*Exercise description*: Would you give the entries below again in full, exactly as they stand?

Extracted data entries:
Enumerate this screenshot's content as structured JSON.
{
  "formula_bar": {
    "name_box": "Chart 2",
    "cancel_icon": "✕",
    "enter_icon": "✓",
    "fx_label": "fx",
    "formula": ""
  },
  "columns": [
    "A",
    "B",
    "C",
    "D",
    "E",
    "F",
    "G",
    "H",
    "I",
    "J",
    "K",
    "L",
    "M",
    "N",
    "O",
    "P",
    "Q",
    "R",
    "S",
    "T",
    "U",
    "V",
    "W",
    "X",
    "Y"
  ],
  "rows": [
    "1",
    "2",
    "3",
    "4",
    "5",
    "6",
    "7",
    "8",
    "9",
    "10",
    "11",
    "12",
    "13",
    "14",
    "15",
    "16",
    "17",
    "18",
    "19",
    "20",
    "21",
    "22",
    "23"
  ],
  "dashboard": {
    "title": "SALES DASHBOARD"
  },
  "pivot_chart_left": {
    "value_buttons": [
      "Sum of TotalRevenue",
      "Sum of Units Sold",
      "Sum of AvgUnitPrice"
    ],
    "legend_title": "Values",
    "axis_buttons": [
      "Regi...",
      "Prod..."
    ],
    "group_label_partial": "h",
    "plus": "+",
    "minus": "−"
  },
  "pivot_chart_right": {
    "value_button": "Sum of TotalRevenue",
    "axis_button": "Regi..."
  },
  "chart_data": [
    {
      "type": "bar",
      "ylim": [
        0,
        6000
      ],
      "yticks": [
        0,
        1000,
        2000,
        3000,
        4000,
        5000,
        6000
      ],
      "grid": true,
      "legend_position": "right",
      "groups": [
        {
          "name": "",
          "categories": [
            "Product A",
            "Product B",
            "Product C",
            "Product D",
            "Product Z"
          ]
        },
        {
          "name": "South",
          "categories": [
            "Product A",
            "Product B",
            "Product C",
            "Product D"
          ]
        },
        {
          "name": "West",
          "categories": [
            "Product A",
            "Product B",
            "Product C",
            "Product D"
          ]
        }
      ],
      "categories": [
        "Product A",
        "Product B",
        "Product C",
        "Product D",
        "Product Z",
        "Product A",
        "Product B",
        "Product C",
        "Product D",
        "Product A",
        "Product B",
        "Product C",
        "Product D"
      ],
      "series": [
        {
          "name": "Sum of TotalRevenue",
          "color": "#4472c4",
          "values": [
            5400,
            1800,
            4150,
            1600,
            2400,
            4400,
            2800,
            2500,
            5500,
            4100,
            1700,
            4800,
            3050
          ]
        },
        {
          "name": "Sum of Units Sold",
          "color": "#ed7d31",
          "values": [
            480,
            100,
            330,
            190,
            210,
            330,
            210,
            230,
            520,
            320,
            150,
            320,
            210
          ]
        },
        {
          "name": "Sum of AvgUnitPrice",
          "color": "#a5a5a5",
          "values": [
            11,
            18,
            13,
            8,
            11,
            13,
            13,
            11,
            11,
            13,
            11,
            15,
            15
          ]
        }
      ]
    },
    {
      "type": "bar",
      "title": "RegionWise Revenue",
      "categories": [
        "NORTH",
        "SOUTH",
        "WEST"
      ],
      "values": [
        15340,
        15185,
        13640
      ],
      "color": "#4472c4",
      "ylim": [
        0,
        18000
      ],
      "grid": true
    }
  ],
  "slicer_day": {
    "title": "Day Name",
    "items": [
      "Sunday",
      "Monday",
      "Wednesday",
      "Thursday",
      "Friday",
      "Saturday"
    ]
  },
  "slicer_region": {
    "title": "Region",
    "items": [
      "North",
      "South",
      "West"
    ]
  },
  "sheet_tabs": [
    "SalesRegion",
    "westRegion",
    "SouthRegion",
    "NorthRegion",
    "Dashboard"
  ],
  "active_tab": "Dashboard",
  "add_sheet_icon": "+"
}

*Result of this task*:
Enumerate this screenshot's content as structured JSON.
{
  "formula_bar": {
    "name_box": "Chart 2",
    "cancel_icon": "✕",
    "enter_icon": "✓",
    "fx_label": "fx",
    "formula": ""
  },
  "columns": [
    "A",
    "B",
    "C",
    "D",
    "E",
    "F",
    "G",
    "H",
    "I",
    "J",
    "K",
    "L",
    "M",
    "N",
    "O",
    "P",
    "Q",
    "R",
    "S",
    "T",
    "U",
    "V",
    "W",
    "X",
    "Y"
  ],
  "rows": [
    "1",
    "2",
    "3",
    "4",
    "5",
    "6",
    "7",
    "8",
    "9",
    "10",
    "11",
    "12",
    "13",
    "14",
    "15",
    "16",
    "17",
    "18",
    "19",
    "20",
    "21",
    "22",
    "23"
  ],
  "dashboard": {
    "title": "SALES DASHBOARD"
  },
  "pivot_chart_left": {
    "value_buttons": [
      "Sum of TotalRevenue",
      "Sum of Units Sold",
      "Sum of AvgUnitPrice"
    ],
    "legend_title": "Values",
    "axis_buttons": [
      "Regi...",
      "Prod..."
    ],
    "group_label_partial": "h",
    "plus": "+",
    "minus": "−"
  },
  "pivot_chart_right": {
    "value_button": "Sum of TotalRevenue",
    "axis_button": "Regi..."
  },
  "chart_data": [
    {
      "type": "bar",
      "ylim": [
        0,
        6000
      ],
      "yticks": [
        0,
        1000,
        2000,
        3000,
        4000,
        5000,
        6000
      ],
      "grid": true,
      "legend_position": "right",
      "groups": [
        {
          "name": "",
          "categories": [
            "Product A",
            "Product B",
            "Product C",
            "Product D",
            "Product Z"
          ]
        },
        {
          "name": "South",
          "categories": [
            "Product A",
            "Product B",
            "Product C",
            "Product D"
          ]
        },
        {
          "name": "West",
          "categories": [
            "Product A",
            "Product B",
            "Product C",
            "Product D"
          ]
        }
      ],
      "categories": [
        "Product A",
        "Product B",
        "Product C",
        "Product D",
        "Product Z",
        "Product A",
        "Product B",
        "Product C",
        "Product D",
        "Product A",
        "Product B",
        "Product C",
        "Product D"
      ],
      "series": [
        {
          "name": "Sum of TotalRevenue",
          "color": "#4472c4",
          "values": [
            5400,
            1800,
            4150,
            1600,
            2400,
            4400,
            2800,
            2500,
            5500,
            4100,
            1700,
            4800,
            3050
          ]
        },
        {
          "name": "Sum of Units Sold",
          "color": "#ed7d31",
          "values": [
            480,
            100,
            330,
            190,
            210,
            330,
            210,
            230,
            520,
            320,
            150,
            320,
            210
          ]
        },
        {
          "name": "Sum of AvgUnitPrice",
          "color": "#a5a5a5",
          "values": [
            11,
            18,
            13,
            8,
            11,
            13,
            13,
            11,
            11,
            13,
            11,
            15,
            15
          ]
        }
      ]
    },
    {
      "type": "bar",
      "title": "RegionWise Revenue",
      "categories": [
        "NORTH",
        "SOUTH",
        "WEST"
      ],
      "values": [
        15340,
        15185,
        13640
      ],
      "color": "#4472c4",
      "ylim": [
        0,
        18000
      ],
      "grid": true
    }
  ],
  "slicer_day": {
    "title": "Day Name",
    "items": [
      "Sunday",
      "Monday",
      "Wednesday",
      "Thursday",
      "Friday",
      "Saturday"
    ]
  },
  "slicer_region": {
    "title": "Region",
    "items": [
      "North",
      "South",
      "West"
    ]
  },
  "sheet_tabs": [
    "SalesRegion",
    "westRegion",
    "SouthRegion",
    "NorthRegion",
    "Dashboard"
  ],
  "active_tab": "Dashboard",
  "add_sheet_icon": "+"
}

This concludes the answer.